Conferred at the Middle East Studies Association Annual Meeting in Washington, D.C.:
2014 PhD Dissertation Award
The Association for Gulf and Arabian Peninsula Studies (AGAPS) is pleased to present its 2014 PhD Dissertation Award to Michael Farquhar for his exceptional scholarship in Expanding the Wahhabi Mission: Saudi Arabia, the Islamic University of Medina and the Transnational Religious Economy" (Department of Government, The London School of Economics, 2014; supervised by John Chalcraft).
Expanding the Wahhabi Mission is a richly detailed study of the Islamic University of Medina (IUM) and its missionary project with the goal of challenging the essentializing notion that Saudi Arabia engages in the linear exportation of a Wahhabi interpretation of Islam. Farquhar starts with a discussion of the context of the founding of the university in the Hejaz, and its development as an arm of the Saudi state and of the Saudi ruling family. At the heart of the dissertation, he provides a fascinating discussion of the transnational religious economies of the IUM, which he understands as the flows (within and across borders) of people, material capital, spiritual resources, and techniques of social organization. Farquhar sheds light on the articulation between financial resources and proselytism, showing both the power of oil rents and the limits of their influence.
The committee was struck by several outstanding characteristics of the dissertation. It is elegantly written, in the voice of a mature scholar. Farquhar draws on a very wide variety of primary sources in researching the dissertation, providing an excellent example of how sources of multiple types, used together, can provide a rich and deep understanding of a scholarly question. Most striking of all is how the reader comes away from the work with a profoundly deeper, complex and contextualized understanding of Saudi efforts to expand across borders, the influence of a Wahhabi mode of Islamic religiosity, and the ways in which this has sometimes been contested –– even by those who have studied and taught at IUM. Expanding the Wahhabi Mission is a superb work of scholarship and is a deserving recipient of the 2014 AGAPS PhD Dissertation Award.

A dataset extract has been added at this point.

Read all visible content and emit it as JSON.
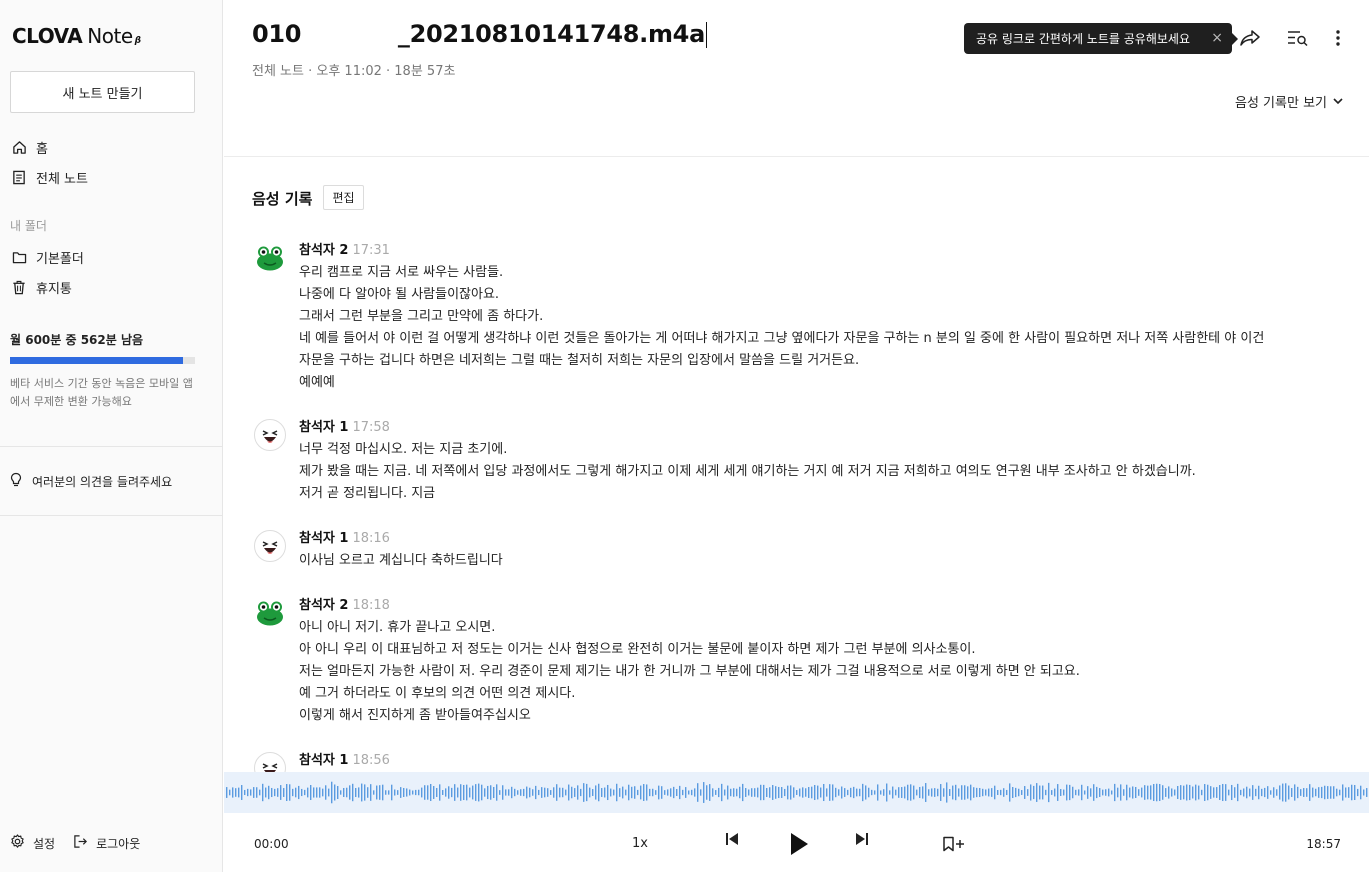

2014 Graduate Paper Prize
The Association for Gulf and Arabian Peninsula Studies (AGAPS) is pleased to present its 2014 Graduate Paper Prize to Laura Goffman for her outstanding work on “Militarized Spaces of Modernity in Oman’s Dhufar Revolution (1965–1976)” (MA seminar paper, Department of History, Georgetown University, 2013; advisor: Judith Tucker).
Goffman’s chosen topic is original and bold in both its focus and approach. The Dhufar’s revolution remains a sensitive question in the national history of the Sultanate of Oman and this work is a significant contribution to the recent scholarly writing of its history. Through the analysis of the militarization of political participation and gendered identities during the war, Goffman masterly shows how the revolutionaries created and imagined spaces of modernity that connect them to the broader regional and international liberationist projects.
This revolutionary discourse on modernity competed with official sources (both Omani and British) as shown in the three perspectives of Arabic sources: one revolutionary document, one sympathetic observer and one counter-insurgency agent. Goffman skillfully weaves these sources into her detailed and nuanced analysis. Carrying weapons was not only a necessary way to fight but also a symbolic entry into the polity and participatory politics, and a link to other liberation struggles. Including women in the enactment of violence was part and parcel of the modernization project that reformulated local gender relations and merged them into equal citizenship. Yet Goffman never loses sight of the complexity of such a voluntarist program, as women are always seen through a male lens. This is reminiscent of the famous novel by Sonallah Ibrahim on the figure of Warda which contributed to the perpetuation the iconic and desirable figure of the female combatant.
This research makes a valuable contribution to the field of history and women in the Middle East not only by shedding light on an under researched topic but also by raising important questions around the link between militarization, politics and identity, as well as the symbolic use of iconic arms in asymmetrical wars and the meaning of women carrying them -– or not –– with regard to prevailing standards of modernity. Wonderfully written, this work deserves the praise of the committee.